Work task:
Please copy the data exactly as it stands, minus the images.
(Recorded data)
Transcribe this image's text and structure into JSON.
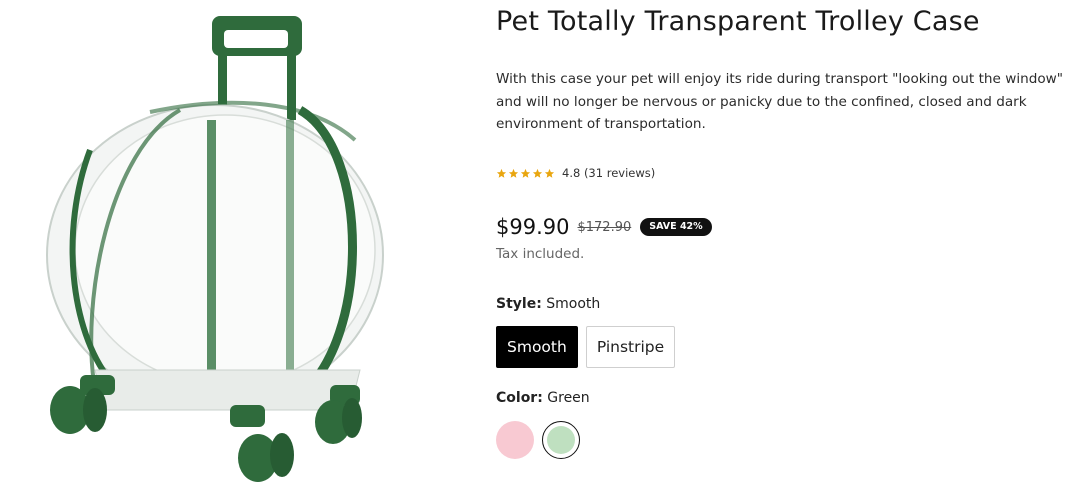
{
  "product": {
    "title": "Pet Totally Transparent Trolley Case",
    "description": "With this case your pet will enjoy its ride during transport \"looking out the window\" and will no longer be nervous or panicky due to the confined, closed and dark environment of transportation.",
    "rating": {
      "value": 4.8,
      "stars": 5,
      "text": "4.8 (31 reviews)",
      "star_color": "#e9a60f"
    },
    "price": "$99.90",
    "compare_price": "$172.90",
    "save_badge": "SAVE 42%",
    "tax_note": "Tax included."
  },
  "options": {
    "style": {
      "label": "Style:",
      "selected": "Smooth",
      "values": [
        "Smooth",
        "Pinstripe"
      ]
    },
    "color": {
      "label": "Color:",
      "selected": "Green",
      "swatches": [
        {
          "name": "Pink",
          "color": "#f8c9d2"
        },
        {
          "name": "Green",
          "color": "#bfe0c0"
        }
      ]
    }
  },
  "colors": {
    "accent": "#000000",
    "product_green": "#2f6b3c"
  }
}
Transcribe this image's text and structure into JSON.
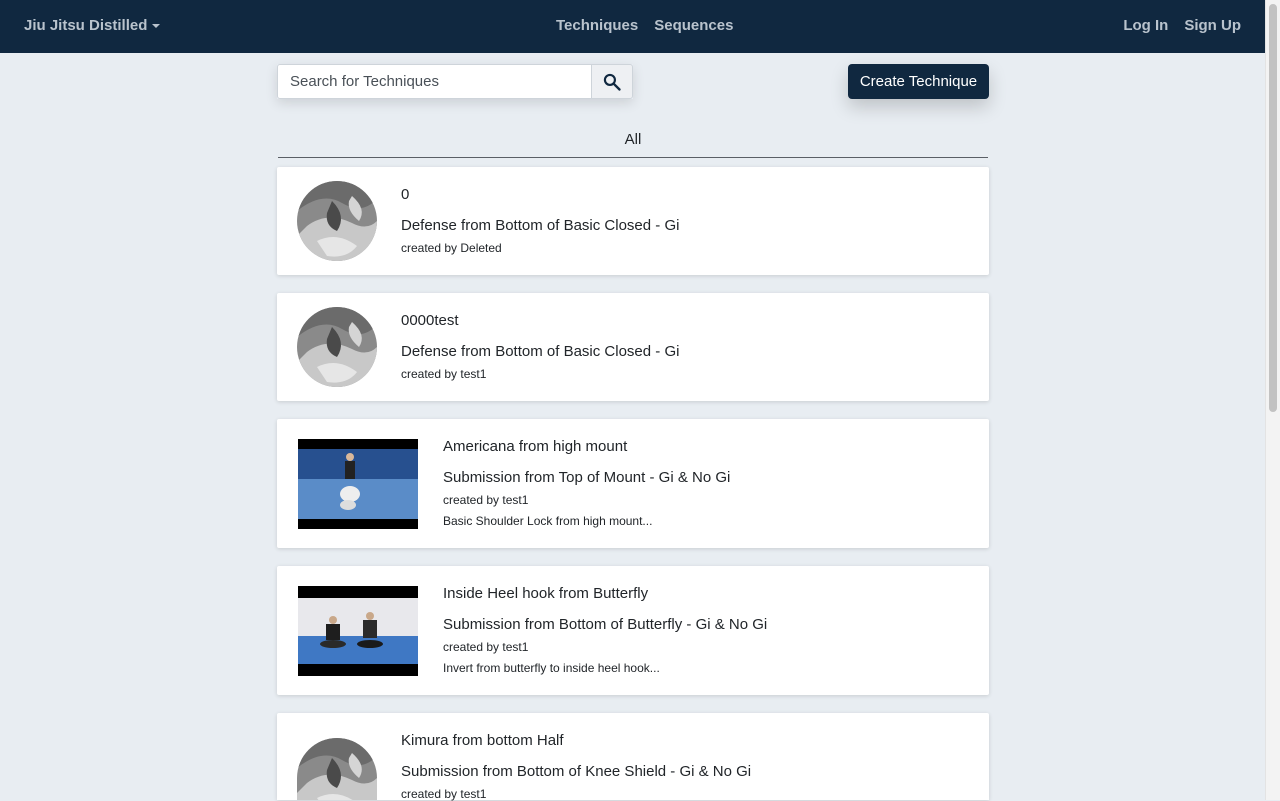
{
  "navbar": {
    "brand": "Jiu Jitsu Distilled",
    "center_links": [
      "Techniques",
      "Sequences"
    ],
    "right_links": [
      "Log In",
      "Sign Up"
    ],
    "bg_color": "#102840"
  },
  "search": {
    "placeholder": "Search for Techniques",
    "button_icon": "search-icon"
  },
  "create_button": "Create Technique",
  "filter_tab": "All",
  "techniques": [
    {
      "name": "0",
      "category": "Defense from Bottom of Basic Closed - Gi",
      "created_by": "created by Deleted",
      "description": "",
      "thumbnail": "grayscale-avatar"
    },
    {
      "name": "0000test",
      "category": "Defense from Bottom of Basic Closed - Gi",
      "created_by": "created by test1",
      "description": "",
      "thumbnail": "grayscale-avatar"
    },
    {
      "name": "Americana from high mount",
      "category": "Submission from Top of Mount - Gi & No Gi",
      "created_by": "created by test1",
      "description": "Basic Shoulder Lock from high mount...",
      "thumbnail": "video-thumbnail"
    },
    {
      "name": "Inside Heel hook from Butterfly",
      "category": "Submission from Bottom of Butterfly - Gi & No Gi",
      "created_by": "created by test1",
      "description": "Invert from butterfly to inside heel hook...",
      "thumbnail": "video-thumbnail"
    },
    {
      "name": "Kimura from bottom Half",
      "category": "Submission from Bottom of Knee Shield - Gi & No Gi",
      "created_by": "created by test1",
      "description": "",
      "thumbnail": "grayscale-avatar"
    }
  ]
}
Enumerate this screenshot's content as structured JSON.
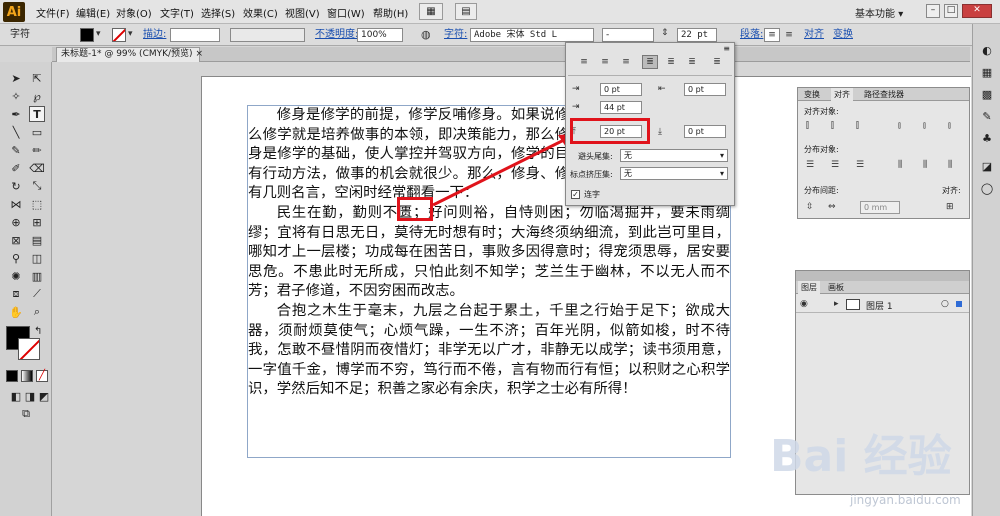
{
  "app": {
    "logo": "Ai"
  },
  "menu": {
    "items": [
      "文件(F)",
      "编辑(E)",
      "对象(O)",
      "文字(T)",
      "选择(S)",
      "效果(C)",
      "视图(V)",
      "窗口(W)",
      "帮助(H)"
    ],
    "workspace": "基本功能",
    "workspace_arrow": "▾"
  },
  "control_bar": {
    "label": "字符",
    "stroke_label": "描边:",
    "opacity_label": "不透明度:",
    "opacity_value": "100%",
    "char_label": "字符:",
    "font_name": "Adobe 宋体 Std L",
    "font_style": "-",
    "font_size": "22 pt",
    "para_label": "段落:",
    "align_label": "对齐",
    "transform_label": "变换"
  },
  "document": {
    "tab_title": "未标题-1* @ 99% (CMYK/预览)",
    "close": "×"
  },
  "text": {
    "paragraphs": [
      "修身是修学的前提，修学反哺修身。如果说修身是做人处事的根本，那么修学就是培养做事的本领，即决策能力，那么修学就是战术能力培养。修身是修学的基础，使人掌控并驾驭方向，修学的目的则是掌握行动方法。没有行动方法，做事的机会就很少。那么，修身、修学应以什么为准呢？这里有几则名言，空闲时经常翻看一下：",
      "民生在勤，勤则不匮；好问则裕，自恃则困；勿临渴掘井，要未雨绸缪；宜将有日思无日，莫待无时想有时；大海终须纳细流，到此岂可里目，哪知才上一层楼；功成每在困苦日，事败多因得意时；得宠须思辱，居安要思危。不患此时无所成，只怕此刻不知学；芝兰生于幽林，不以无人而不芳；君子修道，不因穷困而改志。",
      "合抱之木生于毫末，九层之台起于累土，千里之行始于足下；欲成大器，须耐烦莫使气；心烦气躁，一生不济；百年光阴，似箭如梭，时不待我，怎敢不昼惜阴而夜惜灯；非学无以广才，非静无以成学；读书须用意，一字值千金，博学而不穷，笃行而不倦，言有物而行有恒；以积财之心积学识，学然后知不足；积善之家必有余庆，积学之士必有所得！"
    ],
    "highlight_char": "匮；"
  },
  "paragraph_panel": {
    "left_indent": "0 pt",
    "right_indent": "0 pt",
    "first_indent": "44 pt",
    "space_before": "20 pt",
    "space_after": "0 pt",
    "kinsoku_label": "避头尾集:",
    "kinsoku_value": "无",
    "mojikumi_label": "标点挤压集:",
    "mojikumi_value": "无",
    "hyphen_label": "连字",
    "hyphen_checked": true
  },
  "align_panel": {
    "tabs": [
      "变换",
      "对齐",
      "路径查找器"
    ],
    "align_objects": "对齐对象:",
    "distribute_objects": "分布对象:",
    "distribute_spacing": "分布间距:",
    "align_to": "对齐:",
    "spacing_value": "0 mm"
  },
  "layers_panel": {
    "tabs": [
      "图层",
      "画板"
    ],
    "layer_name": "图层 1"
  },
  "watermark": {
    "main": "Bai 经验",
    "sub": "jingyan.baidu.com"
  },
  "colors": {
    "highlight": "#e0131b",
    "link": "#1a4fb0"
  }
}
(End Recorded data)
Exercise solution:
Transcribe this image's text and structure into JSON.
{
  "product": {
    "title": "Pet Totally Transparent Trolley Case",
    "description": "With this case your pet will enjoy its ride during transport \"looking out the window\" and will no longer be nervous or panicky due to the confined, closed and dark environment of transportation.",
    "rating": {
      "value": 4.8,
      "stars": 5,
      "text": "4.8 (31 reviews)",
      "star_color": "#e9a60f"
    },
    "price": "$99.90",
    "compare_price": "$172.90",
    "save_badge": "SAVE 42%",
    "tax_note": "Tax included."
  },
  "options": {
    "style": {
      "label": "Style:",
      "selected": "Smooth",
      "values": [
        "Smooth",
        "Pinstripe"
      ]
    },
    "color": {
      "label": "Color:",
      "selected": "Green",
      "swatches": [
        {
          "name": "Pink",
          "color": "#f8c9d2"
        },
        {
          "name": "Green",
          "color": "#bfe0c0"
        }
      ]
    }
  },
  "colors": {
    "accent": "#000000",
    "product_green": "#2f6b3c"
  }
}
Transcribe this image's text and structure into JSON.
{
  "navbar": {
    "brand": "Jiu Jitsu Distilled",
    "center_links": [
      "Techniques",
      "Sequences"
    ],
    "right_links": [
      "Log In",
      "Sign Up"
    ],
    "bg_color": "#102840"
  },
  "search": {
    "placeholder": "Search for Techniques",
    "button_icon": "search-icon"
  },
  "create_button": "Create Technique",
  "filter_tab": "All",
  "techniques": [
    {
      "name": "0",
      "category": "Defense from Bottom of Basic Closed - Gi",
      "created_by": "created by Deleted",
      "description": "",
      "thumbnail": "grayscale-avatar"
    },
    {
      "name": "0000test",
      "category": "Defense from Bottom of Basic Closed - Gi",
      "created_by": "created by test1",
      "description": "",
      "thumbnail": "grayscale-avatar"
    },
    {
      "name": "Americana from high mount",
      "category": "Submission from Top of Mount - Gi & No Gi",
      "created_by": "created by test1",
      "description": "Basic Shoulder Lock from high mount...",
      "thumbnail": "video-thumbnail"
    },
    {
      "name": "Inside Heel hook from Butterfly",
      "category": "Submission from Bottom of Butterfly - Gi & No Gi",
      "created_by": "created by test1",
      "description": "Invert from butterfly to inside heel hook...",
      "thumbnail": "video-thumbnail"
    },
    {
      "name": "Kimura from bottom Half",
      "category": "Submission from Bottom of Knee Shield - Gi & No Gi",
      "created_by": "created by test1",
      "description": "",
      "thumbnail": "grayscale-avatar"
    }
  ]
}
Enumerate this screenshot's content as structured JSON.
{
  "app": {
    "logo": "Ai"
  },
  "menu": {
    "items": [
      "文件(F)",
      "编辑(E)",
      "对象(O)",
      "文字(T)",
      "选择(S)",
      "效果(C)",
      "视图(V)",
      "窗口(W)",
      "帮助(H)"
    ],
    "workspace": "基本功能",
    "workspace_arrow": "▾"
  },
  "control_bar": {
    "label": "字符",
    "stroke_label": "描边:",
    "opacity_label": "不透明度:",
    "opacity_value": "100%",
    "char_label": "字符:",
    "font_name": "Adobe 宋体 Std L",
    "font_style": "-",
    "font_size": "22 pt",
    "para_label": "段落:",
    "align_label": "对齐",
    "transform_label": "变换"
  },
  "document": {
    "tab_title": "未标题-1* @ 99% (CMYK/预览)",
    "close": "×"
  },
  "text": {
    "paragraphs": [
      "修身是修学的前提，修学反哺修身。如果说修身是做人处事的根本，那么修学就是培养做事的本领，即决策能力，那么修学就是战术能力培养。修身是修学的基础，使人掌控并驾驭方向，修学的目的则是掌握行动方法。没有行动方法，做事的机会就很少。那么，修身、修学应以什么为准呢？这里有几则名言，空闲时经常翻看一下：",
      "民生在勤，勤则不匮；好问则裕，自恃则困；勿临渴掘井，要未雨绸缪；宜将有日思无日，莫待无时想有时；大海终须纳细流，到此岂可里目，哪知才上一层楼；功成每在困苦日，事败多因得意时；得宠须思辱，居安要思危。不患此时无所成，只怕此刻不知学；芝兰生于幽林，不以无人而不芳；君子修道，不因穷困而改志。",
      "合抱之木生于毫末，九层之台起于累土，千里之行始于足下；欲成大器，须耐烦莫使气；心烦气躁，一生不济；百年光阴，似箭如梭，时不待我，怎敢不昼惜阴而夜惜灯；非学无以广才，非静无以成学；读书须用意，一字值千金，博学而不穷，笃行而不倦，言有物而行有恒；以积财之心积学识，学然后知不足；积善之家必有余庆，积学之士必有所得！"
    ],
    "highlight_char": "匮；"
  },
  "paragraph_panel": {
    "left_indent": "0 pt",
    "right_indent": "0 pt",
    "first_indent": "44 pt",
    "space_before": "20 pt",
    "space_after": "0 pt",
    "kinsoku_label": "避头尾集:",
    "kinsoku_value": "无",
    "mojikumi_label": "标点挤压集:",
    "mojikumi_value": "无",
    "hyphen_label": "连字",
    "hyphen_checked": true
  },
  "align_panel": {
    "tabs": [
      "变换",
      "对齐",
      "路径查找器"
    ],
    "align_objects": "对齐对象:",
    "distribute_objects": "分布对象:",
    "distribute_spacing": "分布间距:",
    "align_to": "对齐:",
    "spacing_value": "0 mm"
  },
  "layers_panel": {
    "tabs": [
      "图层",
      "画板"
    ],
    "layer_name": "图层 1"
  },
  "watermark": {
    "main": "Bai 经验",
    "sub": "jingyan.baidu.com"
  },
  "colors": {
    "highlight": "#e0131b",
    "link": "#1a4fb0"
  }
}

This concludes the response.